In France, Paul Barroilhet succeeded Dabadie as the Paris opera's best known baritone.
Like Dabadie, he also sang in Italy and created an important Donizetti role: in his case, Alphonse in La favorite (in 1840).
The bel canto style of vocalism which arose in Italy in the early 19th century supplanted the castrato-dominated opera seria of the previous century.
It led to the baritone being viewed as a separate voice category from the bass.
The major international baritone of the first half of the 19th century was the Italian Antonio Tamburini (1800–1876).
They included Mattia Battistini (known as the "King of Baritones"), Giuseppe Kaschmann (born Josip Kašman) who, atypically, sang Wagner's Telramund and Amfortas not in Italian but in German, at the Bayreuth Festival in the 1890s; Giuseppe Campanari; Antonio Magini-Coletti; Mario Ancona (chosen to be the first Silvio in Pagliacci); and Antonio Scotti, who came to the Met from Europe in 1899 and remained on the roster of singers until 1933.
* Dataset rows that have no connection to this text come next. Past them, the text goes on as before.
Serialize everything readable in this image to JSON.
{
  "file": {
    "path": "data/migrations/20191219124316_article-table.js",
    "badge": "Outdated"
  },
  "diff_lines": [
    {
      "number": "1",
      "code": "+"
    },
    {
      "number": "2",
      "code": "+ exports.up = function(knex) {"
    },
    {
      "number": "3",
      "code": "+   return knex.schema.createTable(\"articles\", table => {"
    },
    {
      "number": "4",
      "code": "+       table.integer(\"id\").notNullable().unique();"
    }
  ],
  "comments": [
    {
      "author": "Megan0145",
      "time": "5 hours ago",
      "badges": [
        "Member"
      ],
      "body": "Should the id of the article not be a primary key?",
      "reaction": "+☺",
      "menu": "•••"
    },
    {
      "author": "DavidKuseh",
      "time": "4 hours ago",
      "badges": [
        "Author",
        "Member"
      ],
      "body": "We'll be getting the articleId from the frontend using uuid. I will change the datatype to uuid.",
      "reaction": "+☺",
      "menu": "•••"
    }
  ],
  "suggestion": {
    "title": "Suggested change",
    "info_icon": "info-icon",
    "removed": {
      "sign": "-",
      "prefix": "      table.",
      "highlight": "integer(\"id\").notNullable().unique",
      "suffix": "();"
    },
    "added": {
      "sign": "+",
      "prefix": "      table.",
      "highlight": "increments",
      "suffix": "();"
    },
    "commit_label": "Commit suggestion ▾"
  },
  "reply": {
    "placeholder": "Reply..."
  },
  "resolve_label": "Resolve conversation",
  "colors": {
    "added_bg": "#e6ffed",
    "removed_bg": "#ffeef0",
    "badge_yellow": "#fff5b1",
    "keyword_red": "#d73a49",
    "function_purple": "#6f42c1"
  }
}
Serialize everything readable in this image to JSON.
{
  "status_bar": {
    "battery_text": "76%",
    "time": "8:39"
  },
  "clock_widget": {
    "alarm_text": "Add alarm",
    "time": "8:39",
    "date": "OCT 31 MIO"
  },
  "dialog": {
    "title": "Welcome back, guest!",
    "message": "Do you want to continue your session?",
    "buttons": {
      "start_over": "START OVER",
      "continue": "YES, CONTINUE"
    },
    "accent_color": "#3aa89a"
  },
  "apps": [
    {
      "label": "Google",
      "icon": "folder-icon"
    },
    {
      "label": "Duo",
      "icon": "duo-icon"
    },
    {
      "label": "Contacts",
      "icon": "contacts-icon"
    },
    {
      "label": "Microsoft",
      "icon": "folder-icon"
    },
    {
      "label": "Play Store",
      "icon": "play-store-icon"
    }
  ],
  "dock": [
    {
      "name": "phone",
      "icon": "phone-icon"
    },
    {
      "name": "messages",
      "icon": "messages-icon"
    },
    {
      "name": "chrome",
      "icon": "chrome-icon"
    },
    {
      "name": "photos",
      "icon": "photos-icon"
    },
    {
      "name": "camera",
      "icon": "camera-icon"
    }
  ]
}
Five other significant Francophone baritones who recorded, too, during the early days of the gramophone/phonograph were Léon Melchissédec and Jean Noté of the Paris Opera and Gabriel Soulacroix, Henry Albers and Charles Gilibert of the Opéra-Comique.